Mike Avenaim Tracking Drums

Mike Avenaim Tracking Drums

Mike Avenaim was at Ultimate Rhythm Studios last week recording 11 tracks for Jordan Millar’s upcoming album. In 3 days not only were 11 tracks recorded but two entirely different kits were used, two entirely different sets of tom toms were used, 10 snare drums were used, two different mic setups were used as well as recording shakers, tambourine, hand claps and marching snares.

 
 

“Mike had a very specific idea of what he wanted his drums to sound like for each song. From an engineer’s standpoint that’s a lot of fun because we aren’t just trying to capture a drum sound. We’re capturing the sonic landscape that the rest of the album will be built around. Mike did a fantastic job!” says engineer Charlie Waymire.

Check out Jordan Millar and Mike Avenaim on Facebook and enjoy a few photos from the session below.

Mike Avenaim Tracking Day2

Engineer Charlie Waymire and Drummer Mike Avenaim

Mike and Charlie tracking snares

Mike's vintage Rodgers kit all miced up

Another shot of Mike's Rodgers kit.
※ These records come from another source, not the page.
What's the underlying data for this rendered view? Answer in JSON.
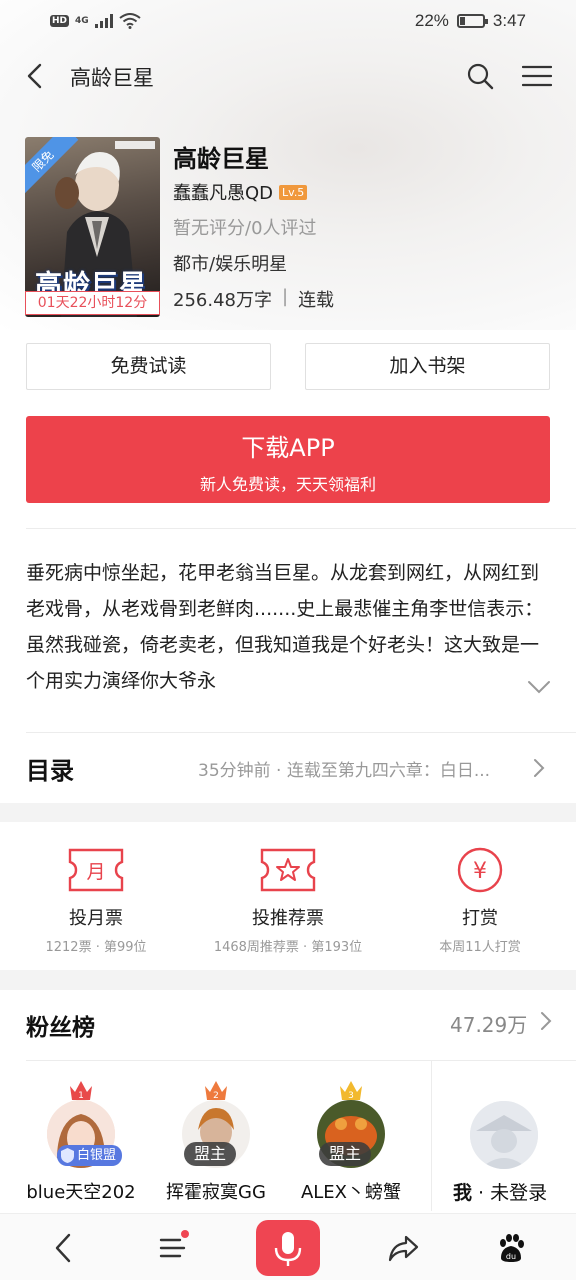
{
  "status_bar": {
    "hd": "HD",
    "network": "4G",
    "battery_text": "22%",
    "battery_level": 0.22,
    "time": "3:47"
  },
  "nav": {
    "title": "高龄巨星",
    "icons": [
      "back-icon",
      "search-icon",
      "menu-icon"
    ]
  },
  "book": {
    "cover_ribbon": "限免",
    "cover_title": "高龄巨星",
    "free_timer": "01天22小时12分",
    "title": "高龄巨星",
    "author": "蠢蠢凡愚QD",
    "author_level": "Lv.5",
    "rating": "暂无评分/0人评过",
    "genre": "都市/娱乐明星",
    "word_count": "256.48万字",
    "status": "连载"
  },
  "actions": {
    "try_read": "免费试读",
    "add_shelf": "加入书架"
  },
  "download": {
    "title": "下载APP",
    "subtitle": "新人免费读，天天领福利"
  },
  "intro": {
    "text": "垂死病中惊坐起，花甲老翁当巨星。从龙套到网红，从网红到老戏骨，从老戏骨到老鲜肉.......史上最悲催主角李世信表示：虽然我碰瓷，倚老卖老，但我知道我是个好老头！这大致是一个用实力演绎你大爷永"
  },
  "toc": {
    "label": "目录",
    "info": "35分钟前 · 连载至第九四六章：白日..."
  },
  "tickets": [
    {
      "name": "投月票",
      "sub": "1212票 · 第99位",
      "icon": "monthly-ticket-icon",
      "glyph": "月"
    },
    {
      "name": "投推荐票",
      "sub": "1468周推荐票 · 第193位",
      "icon": "recommend-ticket-icon"
    },
    {
      "name": "打赏",
      "sub": "本周11人打赏",
      "icon": "tip-yen-icon",
      "glyph": "¥"
    }
  ],
  "fans": {
    "title": "粉丝榜",
    "total": "47.29万",
    "list": [
      {
        "rank": "1",
        "badge": "白银盟",
        "name": "blue天空202"
      },
      {
        "rank": "2",
        "badge": "盟主",
        "name": "挥霍寂寞GG"
      },
      {
        "rank": "3",
        "badge": "盟主",
        "name": "ALEX丶螃蟹"
      }
    ],
    "me_prefix": "我",
    "me_status": " · 未登录"
  },
  "bottom_bar": {
    "icons": [
      "back-icon",
      "menu-icon",
      "microphone-icon",
      "share-icon",
      "baidu-logo-icon"
    ]
  },
  "colors": {
    "accent_red": "#ed424b",
    "ribbon_blue": "#4f94e6",
    "level_orange": "#f0983c",
    "silver_badge": "#5778e0"
  }
}
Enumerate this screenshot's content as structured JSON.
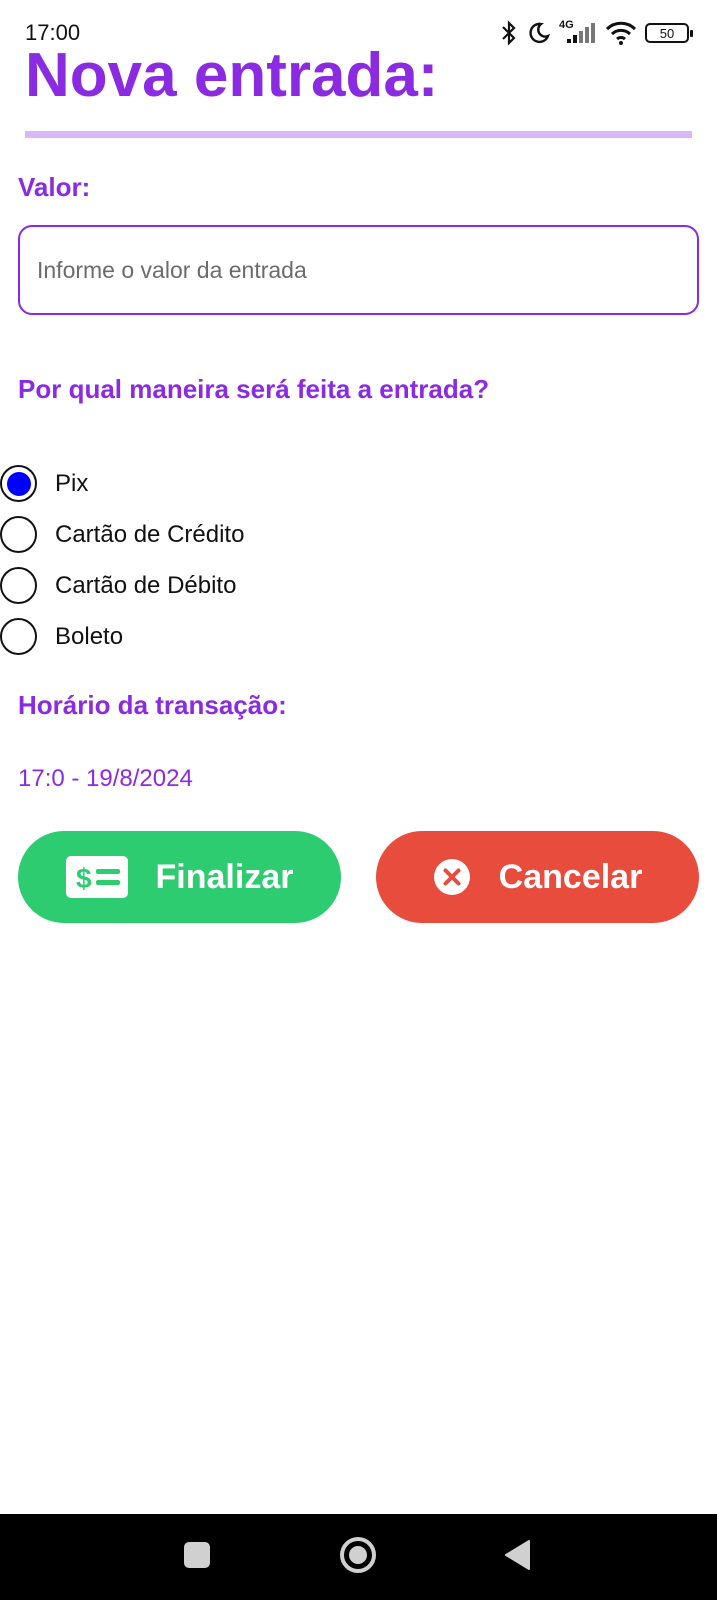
{
  "status_bar": {
    "time": "17:00",
    "network_label": "4G",
    "battery": "50",
    "icons": [
      "bluetooth-icon",
      "moon-icon",
      "signal-icon",
      "wifi-icon",
      "battery-icon"
    ]
  },
  "header": {
    "title": "Nova entrada:"
  },
  "form": {
    "value_label": "Valor:",
    "value_placeholder": "Informe o valor da entrada",
    "value": "",
    "method_label": "Por qual maneira será feita a entrada?",
    "methods": [
      {
        "label": "Pix",
        "selected": true
      },
      {
        "label": "Cartão de Crédito",
        "selected": false
      },
      {
        "label": "Cartão de Débito",
        "selected": false
      },
      {
        "label": "Boleto",
        "selected": false
      }
    ],
    "time_label": "Horário da transação:",
    "timestamp": "17:0 - 19/8/2024"
  },
  "actions": {
    "finalize_label": "Finalizar",
    "finalize_icon": "money-bill-icon",
    "cancel_label": "Cancelar",
    "cancel_icon": "close-circle-icon"
  },
  "colors": {
    "accent": "#8a2be2",
    "divider": "#d9b8f8",
    "radio_selected": "#0000ff",
    "finalize": "#2ecc71",
    "cancel": "#e74c3c"
  },
  "nav_bar": {
    "icons": [
      "recents-icon",
      "home-icon",
      "back-icon"
    ]
  }
}
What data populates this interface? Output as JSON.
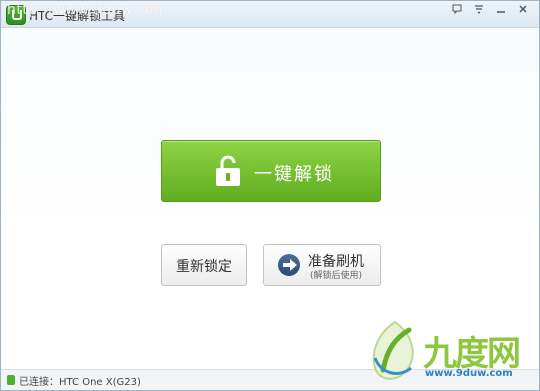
{
  "window": {
    "title": "HTC一键解锁工具",
    "watermark": "http://www.9duw.com"
  },
  "main": {
    "unlock_label": "一键解锁",
    "relock_label": "重新锁定",
    "prepare_label": "准备刷机",
    "prepare_sub": "(解锁后使用)"
  },
  "status": {
    "text": "已连接：HTC One X(G23)"
  },
  "logo": {
    "brand": "九度网",
    "url": "www.9duw.com"
  },
  "colors": {
    "accent_green": "#6fbf2a",
    "titlebar": "#dde8f0"
  }
}
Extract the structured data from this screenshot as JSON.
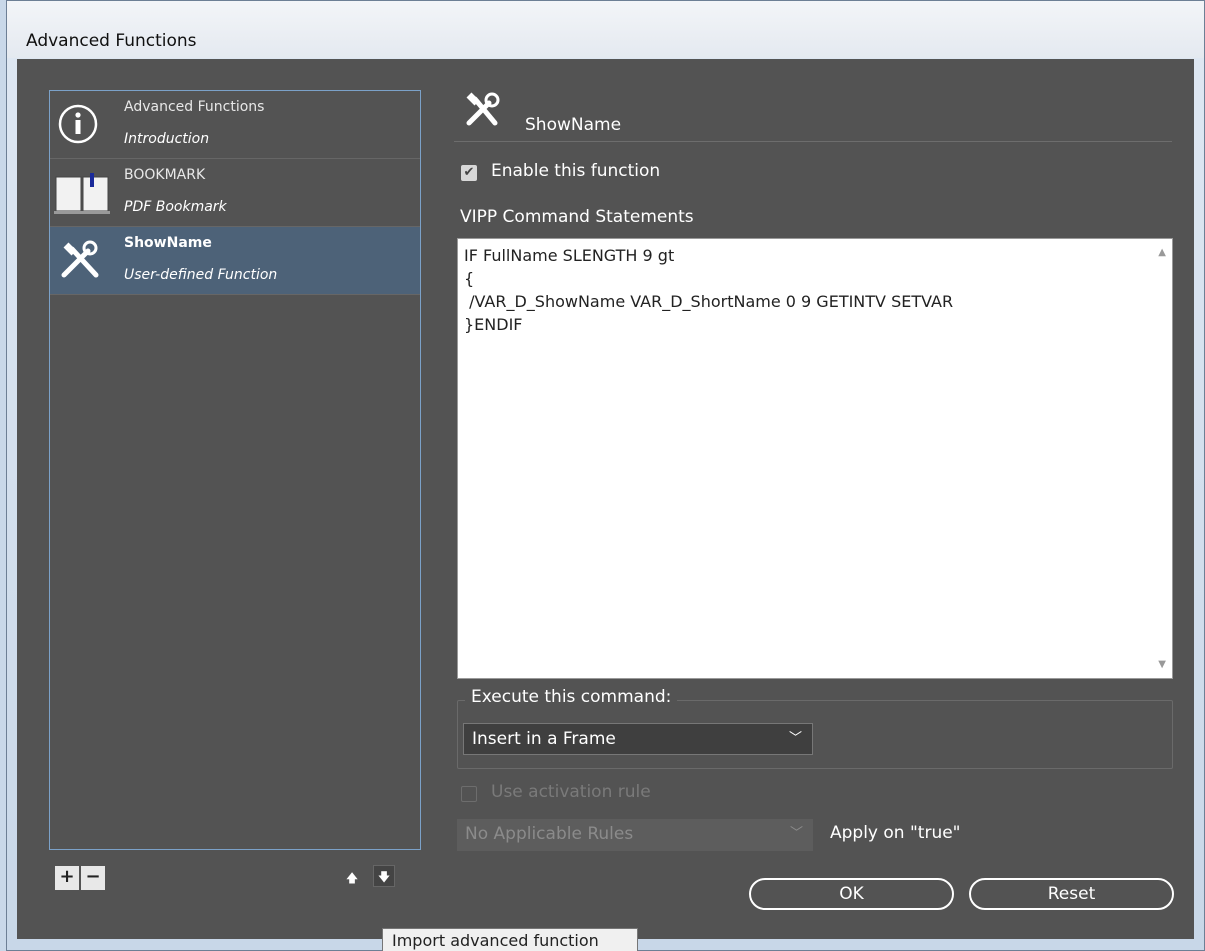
{
  "window": {
    "title": "Advanced Functions"
  },
  "functions": [
    {
      "name": "Advanced Functions",
      "description": "Introduction",
      "icon": "info-icon"
    },
    {
      "name": "BOOKMARK",
      "description": "PDF Bookmark",
      "icon": "book-icon"
    },
    {
      "name": "ShowName",
      "description": "User-defined Function",
      "icon": "tools-icon",
      "selected": true
    }
  ],
  "list_controls": {
    "add": "+",
    "remove": "−",
    "up": "🡅",
    "down": "🡇"
  },
  "detail": {
    "name": "ShowName",
    "enable_label": "Enable this function",
    "enabled": true,
    "commands_label": "VIPP Command Statements",
    "commands_text": "IF FullName SLENGTH 9 gt\n{\n /VAR_D_ShowName VAR_D_ShortName 0 9 GETINTV SETVAR\n}ENDIF",
    "execute_label": "Execute this command:",
    "execute_value": "Insert in a Frame",
    "activation_label": "Use activation rule",
    "activation_enabled": false,
    "rules_value": "No Applicable Rules",
    "apply_label": "Apply on \"true\""
  },
  "buttons": {
    "ok": "OK",
    "reset": "Reset"
  },
  "tooltip": "Import advanced function",
  "colors": {
    "panel": "#535353",
    "selection": "#4d6278",
    "accent_border": "#7ba1c8"
  }
}
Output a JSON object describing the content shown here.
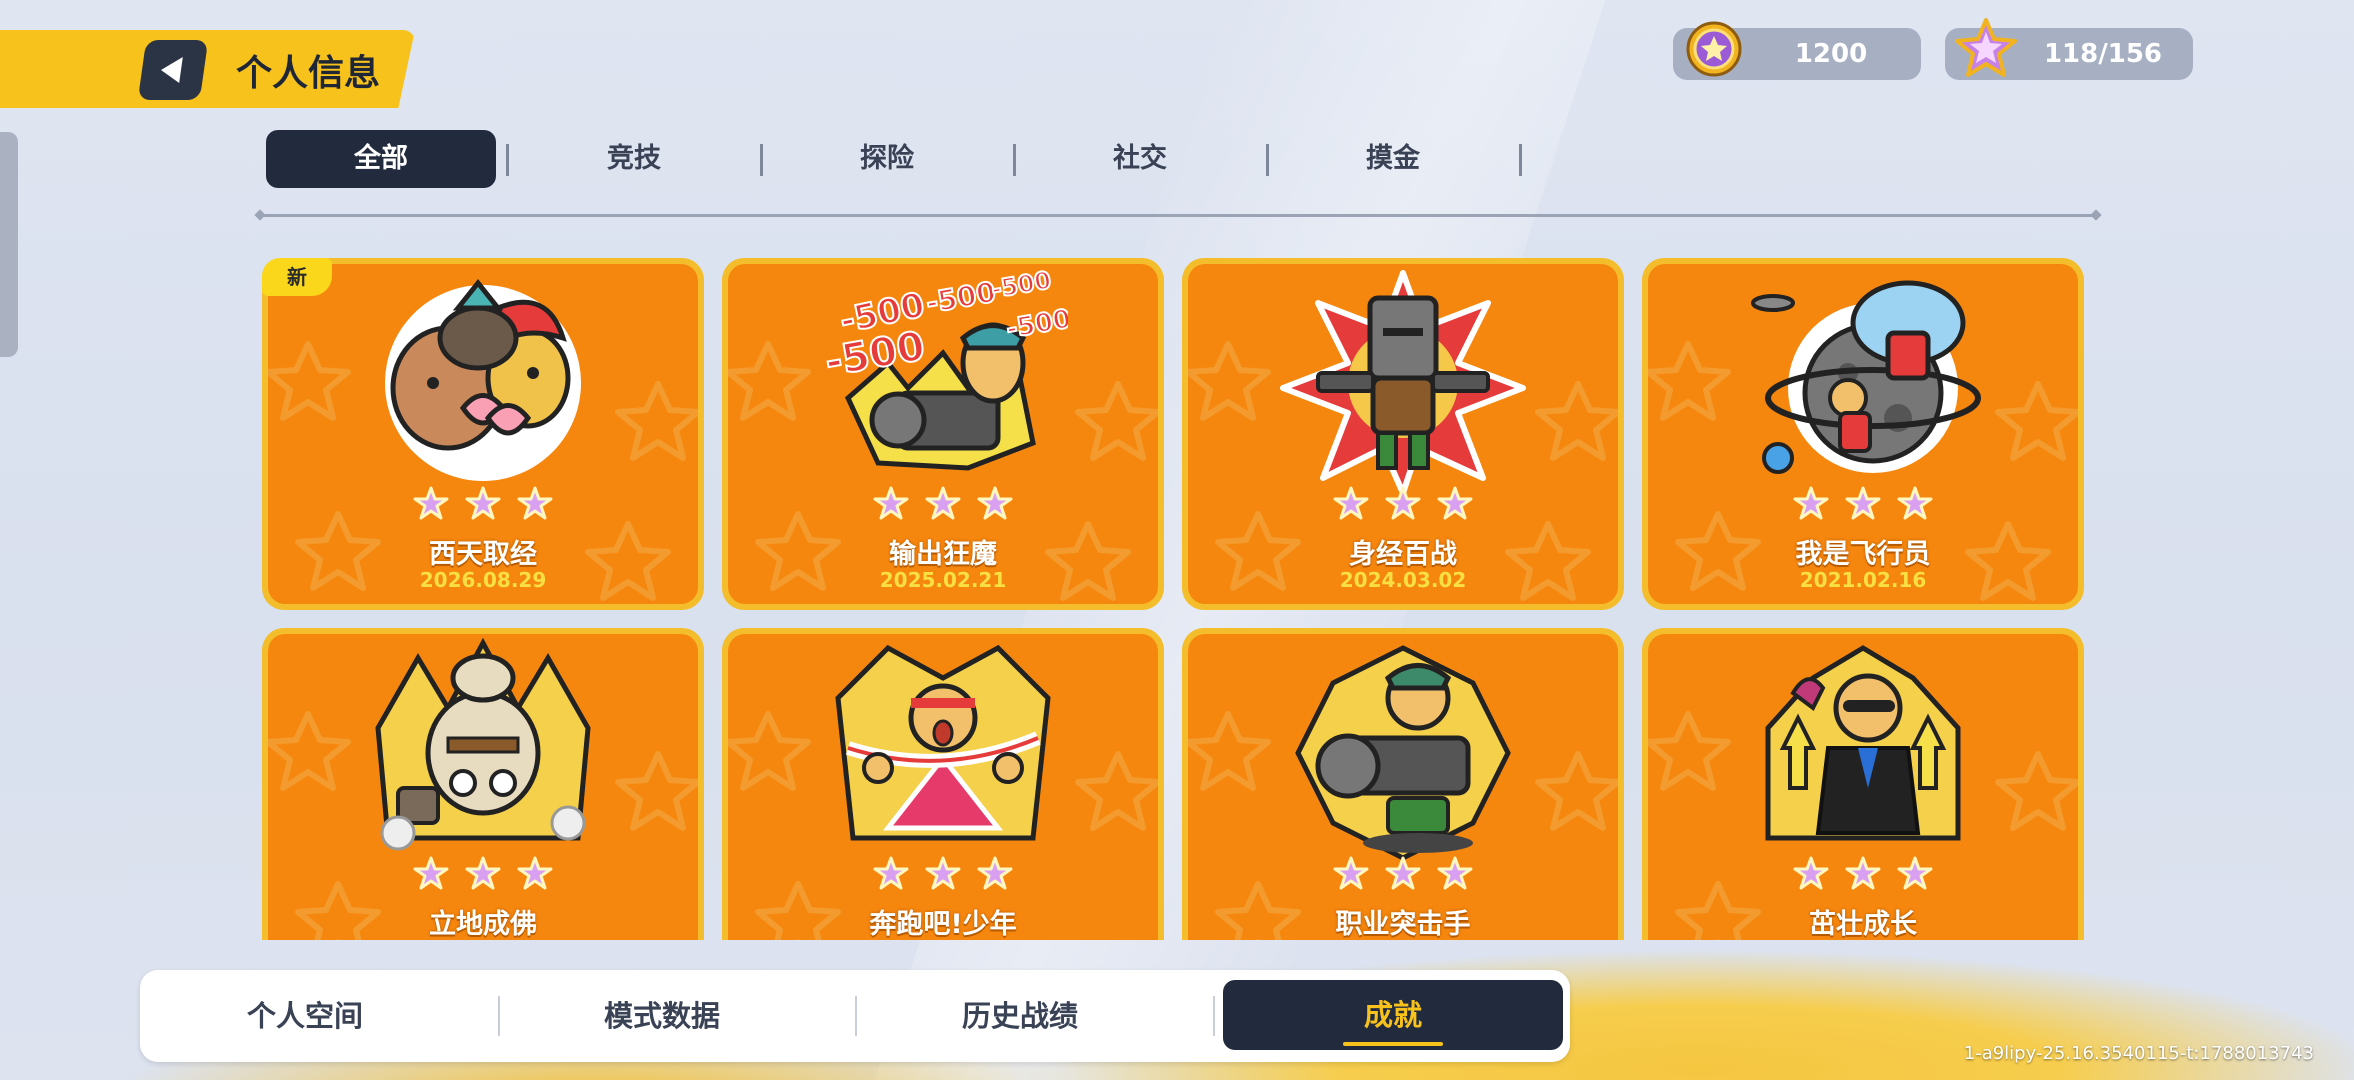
{
  "header": {
    "title": "个人信息"
  },
  "currency": {
    "coins": "1200",
    "stars": "118/156"
  },
  "tabs": [
    {
      "label": "全部",
      "active": true
    },
    {
      "label": "竞技",
      "active": false
    },
    {
      "label": "探险",
      "active": false
    },
    {
      "label": "社交",
      "active": false
    },
    {
      "label": "摸金",
      "active": false
    }
  ],
  "achievements": [
    {
      "name": "西天取经",
      "date": "2026.08.29",
      "stars": 3,
      "badge": "新",
      "icon": "pilgrim-team-icon"
    },
    {
      "name": "输出狂魔",
      "date": "2025.02.21",
      "stars": 3,
      "icon": "gatling-damage-icon",
      "damage_text": "-500"
    },
    {
      "name": "身经百战",
      "date": "2024.03.02",
      "stars": 3,
      "icon": "bucket-warrior-icon"
    },
    {
      "name": "我是飞行员",
      "date": "2021.02.16",
      "stars": 3,
      "icon": "astronaut-planet-icon"
    },
    {
      "name": "立地成佛",
      "date": "",
      "stars": 3,
      "icon": "robot-buddha-icon"
    },
    {
      "name": "奔跑吧!少年",
      "date": "",
      "stars": 3,
      "icon": "runner-finish-icon"
    },
    {
      "name": "职业突击手",
      "date": "",
      "stars": 3,
      "icon": "assault-gunner-icon"
    },
    {
      "name": "茁壮成长",
      "date": "",
      "stars": 3,
      "icon": "growing-tuxedo-icon"
    }
  ],
  "bottom_nav": [
    {
      "label": "个人空间",
      "active": false
    },
    {
      "label": "模式数据",
      "active": false
    },
    {
      "label": "历史战绩",
      "active": false
    },
    {
      "label": "成就",
      "active": true
    }
  ],
  "build_id": "1-a9lipy-25.16.3540115-t:1788013743",
  "colors": {
    "accent": "#f7c21b",
    "card": "#f6870e",
    "dark": "#222b3d"
  }
}
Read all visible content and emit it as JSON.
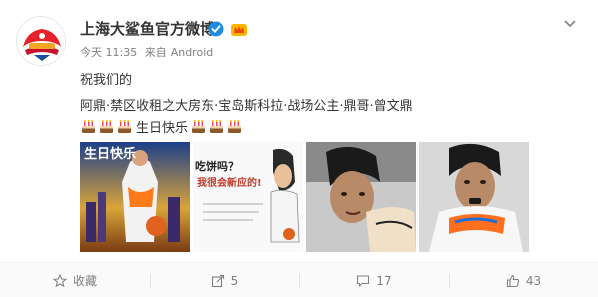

Mike Avenaim tracking Jordan Millar's album day1

Posted by studioadmin in News, Tracking, 0 comments